Then, in late 2003, Diaz's city government cut a new deal with a company owned by Lorenzo's business partner, Salomon Yuken. He received an additional $1.2 million loan, some of which he used to pay down Lorenzo's old debt and unpaid property taxes. Yuken claimed he would use the rest of the money to build 30 houses on the Overtown lots.
Today the properties remain barren, the city has initiated foreclosure proceedings against Yuken, and Lorenzo walked away without paying back a dime.
Max Rameau, a former Miami affordable-housing activist who led a homeless takeover of vacant city-owned land during Diaz's administration, says the ex-mayor's efforts priced out poor residents. "Manny Diaz's assertions that he did something positive for affordable housing is appalling. Instead of building houses and apartments that low-income people could afford, he wanted to provide publicly subsidized housing for the middle class at the expense of Miami's poorest citizens.

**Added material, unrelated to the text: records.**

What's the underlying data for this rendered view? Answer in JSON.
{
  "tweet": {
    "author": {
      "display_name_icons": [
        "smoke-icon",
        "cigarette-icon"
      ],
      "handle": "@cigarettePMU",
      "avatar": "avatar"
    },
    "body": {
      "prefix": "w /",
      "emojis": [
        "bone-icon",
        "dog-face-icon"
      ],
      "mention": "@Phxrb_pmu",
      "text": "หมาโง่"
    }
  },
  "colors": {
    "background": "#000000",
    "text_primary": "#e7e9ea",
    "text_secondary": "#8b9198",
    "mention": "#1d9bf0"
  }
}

It is really galling for someone who was significantly responsible for creating the real estate devastation in Miami to take credit for creating affordable housing."